When Blair County Judge Hiram Carpenter - a West Virginia native - considered the date for his retirement party, he picked a bye week for West Virginia University's football team.
He learned it also happened to be Penn State's big date with Ohio State, but he figured that by this time, the Nittany Lions would be 1-6, he said.
He also maybe figured to impose a retirement sentence on friends and colleagues.
Mirror photo by William Kibler
Family, friends and colleagues attend a retirement party for 23-year Blair County Judge Hiram Carpenter on Saturday at The Casino at Lakemont Park.
But even if that's the case, it helped prove a point made by multiple speakers Saturday - that people like Carpenter a lot.
In spite of a start time just half an hour before one of the biggest Penn State games in years, The Casino at Lakemont Park was full.
By the nature of their positions, judges command respect.
And that's essential, according to D. Brooks Smith, an early colleague of Carpenter, now judge on the 3rd Circuit Court of Appeals and a speaker at the party.
But the affection people hold you in is ultimately the best reward, Brooks said, citing Mark Twain.
Carpenter earned that by a talent for making others feel special, said JoEllen Steinbrunner, former administrator of the county's drug and alcohol program.
She recalled him visiting in her office one day, before people generally realized how critical it is for the community to help addicted people, she said.
He told her she probably had the most important job in the county.
"Made me feel so good," Steinbrunner said.
When people routinely address you as "your honor," it can go to your head.
He maintained the dignity of the court, but always had a smile, said Allen Hancock, CEO of The Hancock Group, who advised him on his first run for judge.
Hancock didn't hesitate to bring up one of Carpenter's foibles, exhibited long ago.

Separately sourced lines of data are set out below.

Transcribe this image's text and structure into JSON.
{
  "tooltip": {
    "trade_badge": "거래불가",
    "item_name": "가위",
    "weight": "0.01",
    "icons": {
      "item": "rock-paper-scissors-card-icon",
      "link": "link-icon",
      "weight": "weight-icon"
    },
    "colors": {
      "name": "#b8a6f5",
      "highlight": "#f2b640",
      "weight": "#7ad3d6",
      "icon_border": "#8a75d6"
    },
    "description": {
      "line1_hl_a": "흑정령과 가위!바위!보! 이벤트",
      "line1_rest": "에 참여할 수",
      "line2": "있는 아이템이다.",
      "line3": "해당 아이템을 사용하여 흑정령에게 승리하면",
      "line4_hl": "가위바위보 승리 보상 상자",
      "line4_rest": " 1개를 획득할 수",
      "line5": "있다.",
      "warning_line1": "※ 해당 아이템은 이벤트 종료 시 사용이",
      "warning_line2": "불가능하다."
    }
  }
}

Even after Hancock and others had told him about the need for pithy answers to media questions, Carpenter went on and on in his habitual methodical tone in a campaign training session his friends organized.
For so long that Hancock dropped his head in despair.
Finally, brought up short, Carpenter said, "Oh, that's what you meant."
Carpenter will become a senior judge at the end of the year.
He has served 23 years.
It almost didn't happen.
Just out of law school, he came to Altoona for a job interview and was seriously "underwhelmed" driving down Sixth Avenue.
He stopped at a gas station and was going to call at the phone booth there to cancel the interview.
But he needed change for a dime.
And in the time that it took for the attendant to make that change, he had a change of heart that was the cause of lots of changes for lots of people.
It was "common courtesy" to go through with the interview, he thought.
So he went to the interview and bonded with Leo Mullen, the interviewer, over their common home area in West Virginia.
"Leo knew my grandfather," Carpenter said. "We had a family reunion."
And he had his first job in the law, thanks to his listening to his conscience.
"He was always willing to listen," Hancock said.
One of the measures of a man is how he handles his power, and one of the ways Carpenter handled it was to treat others - both weak and powerful - alike, according to Jolene Kopriva, Blair County president judge.
"Honorable was not just a title, but a complete characterization," Hancock said.
Mirror Staff Writer William Kibler is at 949-7038.